Read the data below. Then repeat all of it exactly.
#####
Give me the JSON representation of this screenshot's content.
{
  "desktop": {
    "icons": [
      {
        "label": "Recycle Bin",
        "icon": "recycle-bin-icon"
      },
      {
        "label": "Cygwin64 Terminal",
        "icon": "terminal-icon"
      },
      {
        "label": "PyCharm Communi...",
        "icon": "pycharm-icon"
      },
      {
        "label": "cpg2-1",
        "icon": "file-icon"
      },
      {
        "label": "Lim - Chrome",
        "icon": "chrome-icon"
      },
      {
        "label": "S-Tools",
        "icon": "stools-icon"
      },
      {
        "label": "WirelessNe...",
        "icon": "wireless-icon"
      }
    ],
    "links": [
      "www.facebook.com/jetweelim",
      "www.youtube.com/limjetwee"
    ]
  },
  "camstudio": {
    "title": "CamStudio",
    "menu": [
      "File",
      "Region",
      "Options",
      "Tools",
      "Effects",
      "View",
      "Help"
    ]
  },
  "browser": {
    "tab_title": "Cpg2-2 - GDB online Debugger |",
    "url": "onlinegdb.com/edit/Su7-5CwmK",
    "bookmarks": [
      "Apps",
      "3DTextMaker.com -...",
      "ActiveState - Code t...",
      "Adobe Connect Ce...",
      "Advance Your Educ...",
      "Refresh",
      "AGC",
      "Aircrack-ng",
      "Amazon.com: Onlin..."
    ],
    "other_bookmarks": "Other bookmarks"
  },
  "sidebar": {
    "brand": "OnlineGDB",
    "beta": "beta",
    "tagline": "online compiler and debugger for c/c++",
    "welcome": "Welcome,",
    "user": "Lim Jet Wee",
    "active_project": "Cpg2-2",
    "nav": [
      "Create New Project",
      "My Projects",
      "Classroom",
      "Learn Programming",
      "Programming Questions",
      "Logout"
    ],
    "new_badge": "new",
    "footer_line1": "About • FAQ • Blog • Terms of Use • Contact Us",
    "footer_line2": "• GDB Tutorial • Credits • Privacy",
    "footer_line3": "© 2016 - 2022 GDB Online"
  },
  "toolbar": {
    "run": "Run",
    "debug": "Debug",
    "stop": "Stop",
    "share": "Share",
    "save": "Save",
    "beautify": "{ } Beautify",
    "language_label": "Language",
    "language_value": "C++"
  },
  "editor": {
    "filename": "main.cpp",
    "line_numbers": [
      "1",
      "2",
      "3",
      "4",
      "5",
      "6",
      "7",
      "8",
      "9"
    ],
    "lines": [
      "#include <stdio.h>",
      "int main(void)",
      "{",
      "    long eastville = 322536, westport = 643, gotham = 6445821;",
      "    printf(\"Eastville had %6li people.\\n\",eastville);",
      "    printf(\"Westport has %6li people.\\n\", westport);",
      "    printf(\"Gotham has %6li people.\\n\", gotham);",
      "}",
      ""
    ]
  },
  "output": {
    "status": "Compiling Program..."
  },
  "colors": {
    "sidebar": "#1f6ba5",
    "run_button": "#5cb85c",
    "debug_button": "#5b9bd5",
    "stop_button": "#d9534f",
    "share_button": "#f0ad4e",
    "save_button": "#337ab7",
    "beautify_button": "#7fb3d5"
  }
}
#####
#### [Response area]
Give me the JSON representation of this screenshot's content.
{
  "desktop": {
    "icons": [
      {
        "label": "Recycle Bin",
        "icon": "recycle-bin-icon"
      },
      {
        "label": "Cygwin64 Terminal",
        "icon": "terminal-icon"
      },
      {
        "label": "PyCharm Communi...",
        "icon": "pycharm-icon"
      },
      {
        "label": "cpg2-1",
        "icon": "file-icon"
      },
      {
        "label": "Lim - Chrome",
        "icon": "chrome-icon"
      },
      {
        "label": "S-Tools",
        "icon": "stools-icon"
      },
      {
        "label": "WirelessNe...",
        "icon": "wireless-icon"
      }
    ],
    "links": [
      "www.facebook.com/jetweelim",
      "www.youtube.com/limjetwee"
    ]
  },
  "camstudio": {
    "title": "CamStudio",
    "menu": [
      "File",
      "Region",
      "Options",
      "Tools",
      "Effects",
      "View",
      "Help"
    ]
  },
  "browser": {
    "tab_title": "Cpg2-2 - GDB online Debugger |",
    "url": "onlinegdb.com/edit/Su7-5CwmK",
    "bookmarks": [
      "Apps",
      "3DTextMaker.com -...",
      "ActiveState - Code t...",
      "Adobe Connect Ce...",
      "Advance Your Educ...",
      "Refresh",
      "AGC",
      "Aircrack-ng",
      "Amazon.com: Onlin..."
    ],
    "other_bookmarks": "Other bookmarks"
  },
  "sidebar": {
    "brand": "OnlineGDB",
    "beta": "beta",
    "tagline": "online compiler and debugger for c/c++",
    "welcome": "Welcome,",
    "user": "Lim Jet Wee",
    "active_project": "Cpg2-2",
    "nav": [
      "Create New Project",
      "My Projects",
      "Classroom",
      "Learn Programming",
      "Programming Questions",
      "Logout"
    ],
    "new_badge": "new",
    "footer_line1": "About • FAQ • Blog • Terms of Use • Contact Us",
    "footer_line2": "• GDB Tutorial • Credits • Privacy",
    "footer_line3": "© 2016 - 2022 GDB Online"
  },
  "toolbar": {
    "run": "Run",
    "debug": "Debug",
    "stop": "Stop",
    "share": "Share",
    "save": "Save",
    "beautify": "{ } Beautify",
    "language_label": "Language",
    "language_value": "C++"
  },
  "editor": {
    "filename": "main.cpp",
    "line_numbers": [
      "1",
      "2",
      "3",
      "4",
      "5",
      "6",
      "7",
      "8",
      "9"
    ],
    "lines": [
      "#include <stdio.h>",
      "int main(void)",
      "{",
      "    long eastville = 322536, westport = 643, gotham = 6445821;",
      "    printf(\"Eastville had %6li people.\\n\",eastville);",
      "    printf(\"Westport has %6li people.\\n\", westport);",
      "    printf(\"Gotham has %6li people.\\n\", gotham);",
      "}",
      ""
    ]
  },
  "output": {
    "status": "Compiling Program..."
  },
  "colors": {
    "sidebar": "#1f6ba5",
    "run_button": "#5cb85c",
    "debug_button": "#5b9bd5",
    "stop_button": "#d9534f",
    "share_button": "#f0ad4e",
    "save_button": "#337ab7",
    "beautify_button": "#7fb3d5"
  }
}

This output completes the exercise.